The stigma surrounding mental health must be deconstructed

Bridgette Windell

Let’s talk about something that needs to be taken more seriously, something that doesn’t get talked about enough: mental health.

I don’t know what it is, but for some reason the United States has a very negative social stigma attached to the concept of mental health. If we hear about someone going to therapy, people automatically think, “What’s wrong with them?” Here’s the deal, plain and simple: we are not comfortable with mental health as a culture and we need to be.


More than 1 in 16 people worldwide have a mental health problem and most of the time, that problem develops before age 25. More people than you may think have a mental illness, and some of the more common ones include bi-polar disorder, depression, schizophrenia and anxiety. Just because a person has one of these illnesses does not mean they should be defined by them. These illnesses do not make them any less of a person, and you should never think “Oh my god.
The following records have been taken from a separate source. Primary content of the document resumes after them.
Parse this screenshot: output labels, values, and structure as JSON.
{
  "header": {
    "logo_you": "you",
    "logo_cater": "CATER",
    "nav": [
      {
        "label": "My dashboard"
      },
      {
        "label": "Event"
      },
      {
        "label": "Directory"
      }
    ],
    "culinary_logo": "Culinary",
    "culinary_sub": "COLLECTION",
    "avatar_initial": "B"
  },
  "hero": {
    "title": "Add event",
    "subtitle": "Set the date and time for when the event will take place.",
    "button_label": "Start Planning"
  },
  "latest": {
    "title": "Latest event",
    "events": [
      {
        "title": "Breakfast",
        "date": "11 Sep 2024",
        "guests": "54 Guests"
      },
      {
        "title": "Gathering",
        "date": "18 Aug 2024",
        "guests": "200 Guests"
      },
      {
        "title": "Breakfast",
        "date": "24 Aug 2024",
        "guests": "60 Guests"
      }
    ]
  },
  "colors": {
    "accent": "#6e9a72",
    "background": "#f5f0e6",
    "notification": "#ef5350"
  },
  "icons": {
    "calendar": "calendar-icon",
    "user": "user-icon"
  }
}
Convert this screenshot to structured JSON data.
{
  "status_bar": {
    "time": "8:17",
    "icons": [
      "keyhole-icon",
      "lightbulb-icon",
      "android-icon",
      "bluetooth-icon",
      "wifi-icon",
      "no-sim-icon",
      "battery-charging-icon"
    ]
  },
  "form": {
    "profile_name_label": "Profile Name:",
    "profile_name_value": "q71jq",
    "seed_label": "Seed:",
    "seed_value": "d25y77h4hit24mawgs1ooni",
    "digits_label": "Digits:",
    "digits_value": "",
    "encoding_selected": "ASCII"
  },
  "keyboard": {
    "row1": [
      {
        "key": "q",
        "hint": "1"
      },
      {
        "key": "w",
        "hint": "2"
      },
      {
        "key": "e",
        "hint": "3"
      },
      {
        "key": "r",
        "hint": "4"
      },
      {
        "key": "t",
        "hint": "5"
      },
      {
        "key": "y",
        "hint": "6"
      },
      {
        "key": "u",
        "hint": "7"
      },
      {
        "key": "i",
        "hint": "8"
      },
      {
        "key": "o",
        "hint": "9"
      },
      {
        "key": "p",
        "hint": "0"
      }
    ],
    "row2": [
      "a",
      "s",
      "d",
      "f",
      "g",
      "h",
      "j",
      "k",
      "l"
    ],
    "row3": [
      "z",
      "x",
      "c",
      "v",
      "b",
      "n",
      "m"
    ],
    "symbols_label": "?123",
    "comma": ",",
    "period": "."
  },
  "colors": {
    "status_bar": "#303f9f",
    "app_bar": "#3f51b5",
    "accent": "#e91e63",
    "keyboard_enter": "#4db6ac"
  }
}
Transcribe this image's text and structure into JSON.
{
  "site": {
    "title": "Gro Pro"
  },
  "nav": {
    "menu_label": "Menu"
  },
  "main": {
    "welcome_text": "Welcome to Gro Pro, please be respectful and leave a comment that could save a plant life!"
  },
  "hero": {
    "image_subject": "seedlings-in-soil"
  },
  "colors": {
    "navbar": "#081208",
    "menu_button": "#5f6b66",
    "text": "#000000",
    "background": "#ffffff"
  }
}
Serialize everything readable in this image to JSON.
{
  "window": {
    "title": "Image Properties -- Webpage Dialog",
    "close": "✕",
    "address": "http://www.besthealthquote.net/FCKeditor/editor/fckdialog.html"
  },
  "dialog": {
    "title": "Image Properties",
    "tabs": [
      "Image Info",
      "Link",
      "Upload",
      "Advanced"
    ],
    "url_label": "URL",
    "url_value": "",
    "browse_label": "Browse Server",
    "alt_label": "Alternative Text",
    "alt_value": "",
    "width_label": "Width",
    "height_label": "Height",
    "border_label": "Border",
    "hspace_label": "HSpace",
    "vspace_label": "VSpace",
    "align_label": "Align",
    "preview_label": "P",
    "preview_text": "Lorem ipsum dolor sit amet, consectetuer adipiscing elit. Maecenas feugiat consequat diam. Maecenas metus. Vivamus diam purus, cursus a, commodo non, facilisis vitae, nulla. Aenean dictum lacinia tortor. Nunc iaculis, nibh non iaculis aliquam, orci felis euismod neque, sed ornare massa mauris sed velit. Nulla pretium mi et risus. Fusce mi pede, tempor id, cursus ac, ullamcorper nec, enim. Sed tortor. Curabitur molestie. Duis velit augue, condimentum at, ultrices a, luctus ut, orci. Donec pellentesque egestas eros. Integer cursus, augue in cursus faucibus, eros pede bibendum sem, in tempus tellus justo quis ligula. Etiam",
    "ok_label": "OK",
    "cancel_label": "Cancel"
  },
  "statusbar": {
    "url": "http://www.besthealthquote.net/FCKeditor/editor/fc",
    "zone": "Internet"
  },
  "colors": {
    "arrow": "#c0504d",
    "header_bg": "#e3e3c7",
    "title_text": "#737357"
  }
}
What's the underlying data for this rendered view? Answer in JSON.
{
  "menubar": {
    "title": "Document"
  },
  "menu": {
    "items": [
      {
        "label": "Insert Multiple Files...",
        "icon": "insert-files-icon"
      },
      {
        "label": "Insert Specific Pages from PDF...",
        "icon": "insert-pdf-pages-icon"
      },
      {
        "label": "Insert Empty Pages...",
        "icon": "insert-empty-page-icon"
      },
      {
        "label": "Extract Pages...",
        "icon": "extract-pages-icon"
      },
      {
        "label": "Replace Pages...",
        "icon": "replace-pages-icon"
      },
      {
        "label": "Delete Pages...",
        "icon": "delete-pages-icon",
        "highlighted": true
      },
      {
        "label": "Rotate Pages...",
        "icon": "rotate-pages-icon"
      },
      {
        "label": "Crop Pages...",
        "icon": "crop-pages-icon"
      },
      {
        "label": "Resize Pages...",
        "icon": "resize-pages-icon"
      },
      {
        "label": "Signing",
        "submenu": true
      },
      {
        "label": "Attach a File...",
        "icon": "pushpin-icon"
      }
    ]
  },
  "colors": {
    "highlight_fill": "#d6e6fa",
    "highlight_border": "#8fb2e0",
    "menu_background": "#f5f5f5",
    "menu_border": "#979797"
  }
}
What happened to them?” People get sick, and that’s just a fact of life.  

Here in Colorado, we are not new to the occurrence of mass shootings. And oftentimes but not all the time, the gunman is connected to a mental illness; take for example the James Holmes case. I’m not saying that mental illness is an excuse for the horrors committed in these crimes, but it does show that mental illness is, in fact, a serious health concern that greatly affects our society.

I have heard some people say, “Guns don’t kill people. People kill people.” And if that is the case, then I’m surprised that mental health isn’t a top priority for them. This isn’t a discussion about shootings, this article is simply to advocate for mental health as a real problem, one that contributes to other problems that affect society, that shouldn’t be neglected.

When you come down with a cold, you go to the doctor, and sometimes when you get into a mental funk, you go to a therapist. Mental health is just as important as physical health. Just as it is recommended that you see your doctor for an annual check up, I think that people should have a yearly check up with a therapist or psychiatrist. Whether the treatment for a mental illness be medication or regular visits, is up to the doctor’s discretion, however, preventative care is the best care. 

I know that some people will have read the above statement and gasp, thinking, “I’m not going to see a person to talk about my feelings.” And that reaction is the kind of insensitivity towards mental health I’m talking about. Thirty minutes to an hour to check your mental well-being cannot hurt you — at all. And in some cases, you don’t know what good a psychiatrist can do until you see them. This is not to say that everyone is mentally unhealthy — some people are mentally sound but it would be highly proactive to check. 

ASCSU launched a campaign last spring in order to end the stigma behind mental illness. In this campaign, CSU students declare their mental illness and show that it does not define them by contrasting it to their strengths and involvement. On the website you will find ways to end this negative stigma, including openly talking about your own dealings with mental illness. As stated on the site, “The more it is hidden, the more people believe that it is shameful and needs to be concealed.” 

The topic of mental illness is important, it is common and most importantly, it should never be shameful to seek out help. Let’s talk more openly about mental health, and work to end the stigmas and stereotypes surrounding it.

Collegian Columnist Bridgette Windell can be reached at, or on Twitter @Bridgette_Rae.